“Every photograph is an act amid a complex structure of choices. These choices, which extend beyond the time of the photograph, influence the photograph before, during, and after its instant. Reading photographs in context is a participation in this complex,” (David Levi Strauss 2005, p 33).
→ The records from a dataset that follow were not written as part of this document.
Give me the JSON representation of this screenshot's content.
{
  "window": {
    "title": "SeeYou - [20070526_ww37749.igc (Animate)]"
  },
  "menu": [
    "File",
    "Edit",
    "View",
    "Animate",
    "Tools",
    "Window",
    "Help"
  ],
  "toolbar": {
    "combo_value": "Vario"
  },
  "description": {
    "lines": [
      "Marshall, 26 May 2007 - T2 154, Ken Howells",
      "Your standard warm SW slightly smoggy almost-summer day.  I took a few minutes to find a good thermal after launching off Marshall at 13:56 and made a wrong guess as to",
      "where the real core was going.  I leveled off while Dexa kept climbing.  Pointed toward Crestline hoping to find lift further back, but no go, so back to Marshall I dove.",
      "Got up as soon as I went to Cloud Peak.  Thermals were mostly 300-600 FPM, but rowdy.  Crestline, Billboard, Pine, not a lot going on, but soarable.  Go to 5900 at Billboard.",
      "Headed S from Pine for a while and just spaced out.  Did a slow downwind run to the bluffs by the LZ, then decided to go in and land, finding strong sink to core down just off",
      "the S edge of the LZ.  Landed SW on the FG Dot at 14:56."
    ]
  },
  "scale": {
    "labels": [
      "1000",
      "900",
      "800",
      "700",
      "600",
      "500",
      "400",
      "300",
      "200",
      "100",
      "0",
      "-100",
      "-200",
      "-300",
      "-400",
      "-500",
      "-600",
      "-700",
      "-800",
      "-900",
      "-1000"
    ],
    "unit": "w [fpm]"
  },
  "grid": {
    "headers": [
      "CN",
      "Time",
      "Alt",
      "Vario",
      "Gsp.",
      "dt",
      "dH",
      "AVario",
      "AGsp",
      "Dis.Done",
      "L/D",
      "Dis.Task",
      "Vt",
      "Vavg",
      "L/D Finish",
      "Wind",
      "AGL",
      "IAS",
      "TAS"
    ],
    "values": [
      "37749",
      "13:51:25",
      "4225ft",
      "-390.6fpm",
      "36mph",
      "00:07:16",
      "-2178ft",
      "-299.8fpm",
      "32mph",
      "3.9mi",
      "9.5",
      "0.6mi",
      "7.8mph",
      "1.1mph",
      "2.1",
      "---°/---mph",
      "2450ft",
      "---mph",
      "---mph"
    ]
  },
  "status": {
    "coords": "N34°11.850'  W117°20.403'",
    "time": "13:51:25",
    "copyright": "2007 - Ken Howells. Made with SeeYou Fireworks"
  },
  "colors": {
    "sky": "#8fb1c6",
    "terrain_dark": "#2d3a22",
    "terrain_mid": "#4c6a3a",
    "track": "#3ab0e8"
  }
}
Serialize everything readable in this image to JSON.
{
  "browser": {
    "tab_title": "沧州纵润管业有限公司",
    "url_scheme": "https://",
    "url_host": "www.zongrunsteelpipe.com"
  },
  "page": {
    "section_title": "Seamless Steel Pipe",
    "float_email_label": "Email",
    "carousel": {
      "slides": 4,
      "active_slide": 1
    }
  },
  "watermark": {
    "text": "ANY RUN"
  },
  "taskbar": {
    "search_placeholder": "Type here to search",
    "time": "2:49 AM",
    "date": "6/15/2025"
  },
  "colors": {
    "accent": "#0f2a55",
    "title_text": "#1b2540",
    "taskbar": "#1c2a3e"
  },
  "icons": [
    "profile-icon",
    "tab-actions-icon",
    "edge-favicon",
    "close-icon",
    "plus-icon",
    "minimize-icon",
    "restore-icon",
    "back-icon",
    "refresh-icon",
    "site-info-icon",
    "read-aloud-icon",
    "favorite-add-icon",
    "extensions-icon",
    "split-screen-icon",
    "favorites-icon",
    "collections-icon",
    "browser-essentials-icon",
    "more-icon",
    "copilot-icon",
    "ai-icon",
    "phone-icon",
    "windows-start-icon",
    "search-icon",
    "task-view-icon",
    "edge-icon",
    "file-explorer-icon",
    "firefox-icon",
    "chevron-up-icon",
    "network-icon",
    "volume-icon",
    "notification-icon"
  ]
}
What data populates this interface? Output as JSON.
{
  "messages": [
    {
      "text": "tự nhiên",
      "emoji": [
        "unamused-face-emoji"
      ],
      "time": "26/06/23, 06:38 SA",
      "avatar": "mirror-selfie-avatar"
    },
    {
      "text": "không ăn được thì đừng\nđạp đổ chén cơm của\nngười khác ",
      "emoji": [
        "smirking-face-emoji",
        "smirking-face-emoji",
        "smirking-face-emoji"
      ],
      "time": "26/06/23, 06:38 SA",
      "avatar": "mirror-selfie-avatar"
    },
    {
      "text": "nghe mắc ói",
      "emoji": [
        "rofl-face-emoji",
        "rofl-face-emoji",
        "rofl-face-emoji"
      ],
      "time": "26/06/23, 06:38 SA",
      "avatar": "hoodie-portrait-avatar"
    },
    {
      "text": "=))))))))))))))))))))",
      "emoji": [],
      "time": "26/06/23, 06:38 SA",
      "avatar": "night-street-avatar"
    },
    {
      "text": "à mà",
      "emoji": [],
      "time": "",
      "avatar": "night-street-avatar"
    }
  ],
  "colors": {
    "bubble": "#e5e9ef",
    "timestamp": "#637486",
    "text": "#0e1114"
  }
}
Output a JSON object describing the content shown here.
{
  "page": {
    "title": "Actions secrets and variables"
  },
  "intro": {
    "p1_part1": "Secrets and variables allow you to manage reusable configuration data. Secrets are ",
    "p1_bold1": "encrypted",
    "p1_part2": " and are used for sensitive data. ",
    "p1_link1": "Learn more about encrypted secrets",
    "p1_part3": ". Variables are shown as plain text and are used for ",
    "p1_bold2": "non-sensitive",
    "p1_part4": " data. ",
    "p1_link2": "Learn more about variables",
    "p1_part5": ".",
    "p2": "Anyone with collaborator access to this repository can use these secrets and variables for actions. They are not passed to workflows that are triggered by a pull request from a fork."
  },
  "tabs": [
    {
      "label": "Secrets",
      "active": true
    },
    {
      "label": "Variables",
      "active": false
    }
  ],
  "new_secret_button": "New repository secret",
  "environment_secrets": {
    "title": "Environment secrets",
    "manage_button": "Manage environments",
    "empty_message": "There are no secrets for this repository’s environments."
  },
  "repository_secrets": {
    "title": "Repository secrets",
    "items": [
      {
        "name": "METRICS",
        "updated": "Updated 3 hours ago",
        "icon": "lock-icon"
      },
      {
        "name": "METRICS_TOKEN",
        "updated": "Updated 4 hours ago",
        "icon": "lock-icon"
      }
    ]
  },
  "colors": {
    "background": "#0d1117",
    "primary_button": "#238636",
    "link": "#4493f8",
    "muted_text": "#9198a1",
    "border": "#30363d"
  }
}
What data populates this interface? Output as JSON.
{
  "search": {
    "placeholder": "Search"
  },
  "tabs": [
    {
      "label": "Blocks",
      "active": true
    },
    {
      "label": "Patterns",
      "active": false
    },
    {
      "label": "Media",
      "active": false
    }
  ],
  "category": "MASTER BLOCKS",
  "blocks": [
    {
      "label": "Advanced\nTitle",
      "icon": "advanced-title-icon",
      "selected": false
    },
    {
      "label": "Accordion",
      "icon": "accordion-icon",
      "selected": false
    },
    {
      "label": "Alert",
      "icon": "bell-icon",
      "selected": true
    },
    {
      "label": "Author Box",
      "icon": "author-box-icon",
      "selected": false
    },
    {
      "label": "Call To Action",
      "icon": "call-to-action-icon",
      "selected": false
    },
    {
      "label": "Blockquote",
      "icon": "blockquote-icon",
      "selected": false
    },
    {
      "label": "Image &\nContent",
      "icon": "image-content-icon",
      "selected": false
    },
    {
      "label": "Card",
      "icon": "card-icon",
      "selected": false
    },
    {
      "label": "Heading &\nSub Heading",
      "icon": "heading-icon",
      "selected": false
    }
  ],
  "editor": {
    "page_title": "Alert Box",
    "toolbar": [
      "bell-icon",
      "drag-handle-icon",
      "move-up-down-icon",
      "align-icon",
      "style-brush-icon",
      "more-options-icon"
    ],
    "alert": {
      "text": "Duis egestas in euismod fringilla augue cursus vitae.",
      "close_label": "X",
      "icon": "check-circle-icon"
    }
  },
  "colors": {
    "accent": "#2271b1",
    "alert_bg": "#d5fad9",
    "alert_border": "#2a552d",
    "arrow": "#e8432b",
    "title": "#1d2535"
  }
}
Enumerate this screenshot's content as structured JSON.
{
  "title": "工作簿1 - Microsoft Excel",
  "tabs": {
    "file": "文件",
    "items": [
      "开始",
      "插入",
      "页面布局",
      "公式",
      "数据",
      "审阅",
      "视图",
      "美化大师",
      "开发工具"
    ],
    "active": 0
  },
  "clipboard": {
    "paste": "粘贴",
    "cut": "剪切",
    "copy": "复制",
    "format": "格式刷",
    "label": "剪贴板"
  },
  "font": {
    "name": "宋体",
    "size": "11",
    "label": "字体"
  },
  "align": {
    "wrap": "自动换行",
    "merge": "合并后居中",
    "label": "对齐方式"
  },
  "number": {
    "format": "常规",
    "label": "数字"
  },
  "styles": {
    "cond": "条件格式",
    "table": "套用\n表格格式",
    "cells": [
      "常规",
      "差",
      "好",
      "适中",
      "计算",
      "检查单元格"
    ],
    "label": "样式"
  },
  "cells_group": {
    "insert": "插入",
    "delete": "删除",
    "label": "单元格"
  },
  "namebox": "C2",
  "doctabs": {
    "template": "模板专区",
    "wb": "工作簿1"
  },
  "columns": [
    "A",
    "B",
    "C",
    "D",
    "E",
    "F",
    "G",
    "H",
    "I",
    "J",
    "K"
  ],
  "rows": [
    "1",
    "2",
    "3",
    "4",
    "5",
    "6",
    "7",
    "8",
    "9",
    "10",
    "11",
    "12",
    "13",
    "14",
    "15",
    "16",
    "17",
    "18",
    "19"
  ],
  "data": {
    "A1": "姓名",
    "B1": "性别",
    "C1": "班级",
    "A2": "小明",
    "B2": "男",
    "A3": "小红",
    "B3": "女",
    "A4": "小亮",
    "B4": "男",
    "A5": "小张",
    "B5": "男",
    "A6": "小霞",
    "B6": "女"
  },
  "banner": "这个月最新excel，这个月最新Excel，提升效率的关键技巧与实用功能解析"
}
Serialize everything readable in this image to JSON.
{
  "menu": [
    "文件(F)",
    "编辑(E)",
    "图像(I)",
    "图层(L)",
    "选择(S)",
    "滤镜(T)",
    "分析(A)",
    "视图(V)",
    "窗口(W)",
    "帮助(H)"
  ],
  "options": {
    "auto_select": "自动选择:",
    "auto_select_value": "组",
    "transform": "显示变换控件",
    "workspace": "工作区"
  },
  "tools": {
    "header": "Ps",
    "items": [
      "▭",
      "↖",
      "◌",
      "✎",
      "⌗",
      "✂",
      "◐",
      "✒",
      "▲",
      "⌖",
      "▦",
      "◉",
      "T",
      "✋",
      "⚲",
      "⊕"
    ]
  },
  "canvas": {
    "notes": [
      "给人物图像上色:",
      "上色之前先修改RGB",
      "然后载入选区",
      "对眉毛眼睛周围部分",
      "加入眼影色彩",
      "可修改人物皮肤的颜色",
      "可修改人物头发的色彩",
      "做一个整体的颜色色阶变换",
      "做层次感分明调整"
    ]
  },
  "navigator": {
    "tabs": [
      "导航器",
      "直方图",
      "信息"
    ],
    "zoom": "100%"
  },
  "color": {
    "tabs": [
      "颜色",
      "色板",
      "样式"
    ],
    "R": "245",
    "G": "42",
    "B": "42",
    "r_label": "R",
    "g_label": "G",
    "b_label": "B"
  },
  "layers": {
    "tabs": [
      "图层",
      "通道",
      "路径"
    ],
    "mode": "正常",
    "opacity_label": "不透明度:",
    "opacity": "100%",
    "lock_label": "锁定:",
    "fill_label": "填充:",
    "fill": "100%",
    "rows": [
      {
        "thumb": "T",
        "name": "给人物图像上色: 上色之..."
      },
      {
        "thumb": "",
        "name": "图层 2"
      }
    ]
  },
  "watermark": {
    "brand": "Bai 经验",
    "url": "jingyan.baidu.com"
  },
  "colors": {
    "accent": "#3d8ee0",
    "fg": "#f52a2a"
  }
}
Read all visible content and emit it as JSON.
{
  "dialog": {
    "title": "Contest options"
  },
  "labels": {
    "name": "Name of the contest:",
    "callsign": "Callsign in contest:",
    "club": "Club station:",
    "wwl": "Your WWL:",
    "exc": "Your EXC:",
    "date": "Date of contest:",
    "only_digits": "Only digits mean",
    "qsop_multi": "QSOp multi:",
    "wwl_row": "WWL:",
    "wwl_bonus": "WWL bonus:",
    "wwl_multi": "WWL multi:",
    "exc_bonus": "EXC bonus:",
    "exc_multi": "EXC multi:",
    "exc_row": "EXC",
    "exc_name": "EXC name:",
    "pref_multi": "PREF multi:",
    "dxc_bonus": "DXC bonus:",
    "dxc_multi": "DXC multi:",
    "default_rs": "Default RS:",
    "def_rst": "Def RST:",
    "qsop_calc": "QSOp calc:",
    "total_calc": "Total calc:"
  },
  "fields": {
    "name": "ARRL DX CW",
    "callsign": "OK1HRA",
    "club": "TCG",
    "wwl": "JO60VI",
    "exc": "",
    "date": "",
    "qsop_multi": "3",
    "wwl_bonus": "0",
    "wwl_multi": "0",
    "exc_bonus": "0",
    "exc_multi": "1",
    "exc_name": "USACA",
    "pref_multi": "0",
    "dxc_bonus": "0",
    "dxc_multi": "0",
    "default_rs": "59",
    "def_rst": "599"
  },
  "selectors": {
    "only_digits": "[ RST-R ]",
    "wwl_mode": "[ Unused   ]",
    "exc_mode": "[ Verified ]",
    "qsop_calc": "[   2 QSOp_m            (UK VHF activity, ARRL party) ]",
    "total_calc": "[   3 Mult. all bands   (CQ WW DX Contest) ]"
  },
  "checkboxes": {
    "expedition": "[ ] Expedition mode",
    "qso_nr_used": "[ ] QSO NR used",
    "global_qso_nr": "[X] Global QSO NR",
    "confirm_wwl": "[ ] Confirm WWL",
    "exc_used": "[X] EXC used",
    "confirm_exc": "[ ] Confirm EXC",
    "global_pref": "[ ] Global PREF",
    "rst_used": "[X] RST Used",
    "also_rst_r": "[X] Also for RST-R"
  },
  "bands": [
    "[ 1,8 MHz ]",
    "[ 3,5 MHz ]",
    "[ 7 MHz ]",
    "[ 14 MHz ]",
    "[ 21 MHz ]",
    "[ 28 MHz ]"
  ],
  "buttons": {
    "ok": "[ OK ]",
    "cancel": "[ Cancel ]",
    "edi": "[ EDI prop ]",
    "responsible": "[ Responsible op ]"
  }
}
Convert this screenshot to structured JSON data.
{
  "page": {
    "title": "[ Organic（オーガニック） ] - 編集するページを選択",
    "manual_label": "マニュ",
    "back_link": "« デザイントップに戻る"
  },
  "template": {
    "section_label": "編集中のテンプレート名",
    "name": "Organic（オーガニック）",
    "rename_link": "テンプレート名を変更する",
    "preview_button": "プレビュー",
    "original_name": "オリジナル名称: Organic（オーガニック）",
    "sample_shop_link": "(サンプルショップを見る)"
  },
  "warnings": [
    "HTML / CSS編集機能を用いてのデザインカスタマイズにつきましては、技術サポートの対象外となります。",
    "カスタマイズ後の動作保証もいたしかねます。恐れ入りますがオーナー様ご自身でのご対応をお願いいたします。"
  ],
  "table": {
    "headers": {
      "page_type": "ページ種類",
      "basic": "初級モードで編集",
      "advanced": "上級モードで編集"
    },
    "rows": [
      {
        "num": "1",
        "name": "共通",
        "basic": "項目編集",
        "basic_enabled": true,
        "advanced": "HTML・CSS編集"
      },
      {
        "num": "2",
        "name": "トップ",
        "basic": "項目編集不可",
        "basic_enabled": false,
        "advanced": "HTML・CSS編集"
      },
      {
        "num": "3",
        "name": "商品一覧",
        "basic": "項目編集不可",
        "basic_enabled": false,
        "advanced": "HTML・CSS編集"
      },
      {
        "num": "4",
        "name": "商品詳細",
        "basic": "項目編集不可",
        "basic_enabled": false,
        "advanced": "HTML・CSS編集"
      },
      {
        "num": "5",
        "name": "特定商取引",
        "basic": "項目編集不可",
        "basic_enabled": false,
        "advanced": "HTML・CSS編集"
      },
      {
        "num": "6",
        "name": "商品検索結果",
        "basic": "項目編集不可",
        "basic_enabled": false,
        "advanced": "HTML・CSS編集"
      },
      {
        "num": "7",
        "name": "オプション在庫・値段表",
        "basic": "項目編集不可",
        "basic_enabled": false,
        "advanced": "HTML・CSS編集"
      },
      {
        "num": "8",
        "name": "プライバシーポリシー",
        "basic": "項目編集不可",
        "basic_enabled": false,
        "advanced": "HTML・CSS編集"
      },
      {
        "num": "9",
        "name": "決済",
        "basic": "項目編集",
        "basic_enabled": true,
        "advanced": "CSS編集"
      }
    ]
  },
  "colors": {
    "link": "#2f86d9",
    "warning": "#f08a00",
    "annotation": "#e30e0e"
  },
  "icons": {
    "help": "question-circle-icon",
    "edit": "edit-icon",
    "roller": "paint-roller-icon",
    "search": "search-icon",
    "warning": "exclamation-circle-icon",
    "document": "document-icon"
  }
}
Although we have faith in the assumed ‘reality’ of photographs because of their scientific origins (the products of optics and chemistry), Andy Grundberg contends that it is their meanings that are up for grabs, since these are determined “not so much by the camera as by the human being behind the machine and by the contexts in which the resulting images are seen” (1990, n.p.). Continue reading “Image reading and context”